__Work order__. Write out the records that appear below, verbatim and complete, but without pictures.

__Records provided__.
◆ ◆ ◆ ◆ ◆
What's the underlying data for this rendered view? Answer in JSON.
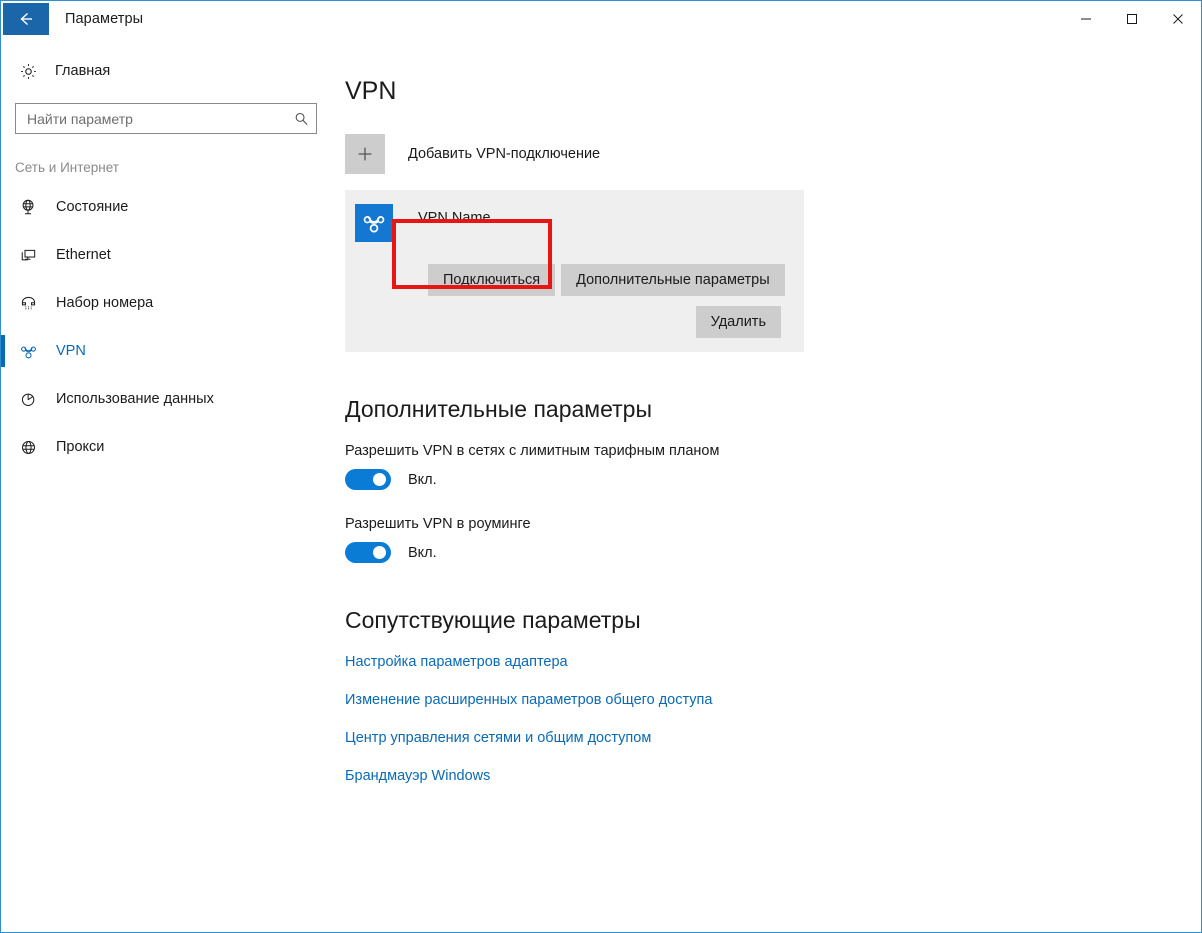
{
  "window": {
    "title": "Параметры",
    "back_icon": "back-arrow-icon",
    "minimize_label": "—",
    "maximize_label": "□",
    "close_label": "✕",
    "accent_color": "#0a6ab6",
    "titlebar_button_color": "#1a66a8"
  },
  "sidebar": {
    "home": {
      "label": "Главная",
      "icon": "gear-icon"
    },
    "search": {
      "placeholder": "Найти параметр",
      "value": "",
      "icon": "search-icon"
    },
    "group_title": "Сеть и Интернет",
    "items": [
      {
        "label": "Состояние",
        "icon": "globe-stand-icon",
        "selected": false
      },
      {
        "label": "Ethernet",
        "icon": "ethernet-monitor-icon",
        "selected": false
      },
      {
        "label": "Набор номера",
        "icon": "telephone-icon",
        "selected": false
      },
      {
        "label": "VPN",
        "icon": "vpn-knot-icon",
        "selected": true
      },
      {
        "label": "Использование данных",
        "icon": "pie-chart-icon",
        "selected": false
      },
      {
        "label": "Прокси",
        "icon": "globe-icon",
        "selected": false
      }
    ]
  },
  "main": {
    "page_title": "VPN",
    "add_connection": {
      "label": "Добавить VPN-подключение",
      "icon": "plus-icon"
    },
    "vpn_card": {
      "name": "VPN Name",
      "icon": "vpn-knot-icon",
      "connect_label": "Подключиться",
      "advanced_label": "Дополнительные параметры",
      "delete_label": "Удалить",
      "highlight_color": "#e81515"
    },
    "advanced_section": {
      "title": "Дополнительные параметры",
      "settings": [
        {
          "label": "Разрешить VPN в сетях с лимитным тарифным планом",
          "state": "Вкл.",
          "on": true
        },
        {
          "label": "Разрешить VPN в роуминге",
          "state": "Вкл.",
          "on": true
        }
      ]
    },
    "related_section": {
      "title": "Сопутствующие параметры",
      "links": [
        "Настройка параметров адаптера",
        "Изменение расширенных параметров общего доступа",
        "Центр управления сетями и общим доступом",
        "Брандмауэр Windows"
      ]
    }
  }
}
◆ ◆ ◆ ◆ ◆
__Solution to the exercise__.
What's the underlying data for this rendered view? Answer in JSON.
{
  "window": {
    "title": "Параметры",
    "back_icon": "back-arrow-icon",
    "minimize_label": "—",
    "maximize_label": "□",
    "close_label": "✕",
    "accent_color": "#0a6ab6",
    "titlebar_button_color": "#1a66a8"
  },
  "sidebar": {
    "home": {
      "label": "Главная",
      "icon": "gear-icon"
    },
    "search": {
      "placeholder": "Найти параметр",
      "value": "",
      "icon": "search-icon"
    },
    "group_title": "Сеть и Интернет",
    "items": [
      {
        "label": "Состояние",
        "icon": "globe-stand-icon",
        "selected": false
      },
      {
        "label": "Ethernet",
        "icon": "ethernet-monitor-icon",
        "selected": false
      },
      {
        "label": "Набор номера",
        "icon": "telephone-icon",
        "selected": false
      },
      {
        "label": "VPN",
        "icon": "vpn-knot-icon",
        "selected": true
      },
      {
        "label": "Использование данных",
        "icon": "pie-chart-icon",
        "selected": false
      },
      {
        "label": "Прокси",
        "icon": "globe-icon",
        "selected": false
      }
    ]
  },
  "main": {
    "page_title": "VPN",
    "add_connection": {
      "label": "Добавить VPN-подключение",
      "icon": "plus-icon"
    },
    "vpn_card": {
      "name": "VPN Name",
      "icon": "vpn-knot-icon",
      "connect_label": "Подключиться",
      "advanced_label": "Дополнительные параметры",
      "delete_label": "Удалить",
      "highlight_color": "#e81515"
    },
    "advanced_section": {
      "title": "Дополнительные параметры",
      "settings": [
        {
          "label": "Разрешить VPN в сетях с лимитным тарифным планом",
          "state": "Вкл.",
          "on": true
        },
        {
          "label": "Разрешить VPN в роуминге",
          "state": "Вкл.",
          "on": true
        }
      ]
    },
    "related_section": {
      "title": "Сопутствующие параметры",
      "links": [
        "Настройка параметров адаптера",
        "Изменение расширенных параметров общего доступа",
        "Центр управления сетями и общим доступом",
        "Брандмауэр Windows"
      ]
    }
  }
}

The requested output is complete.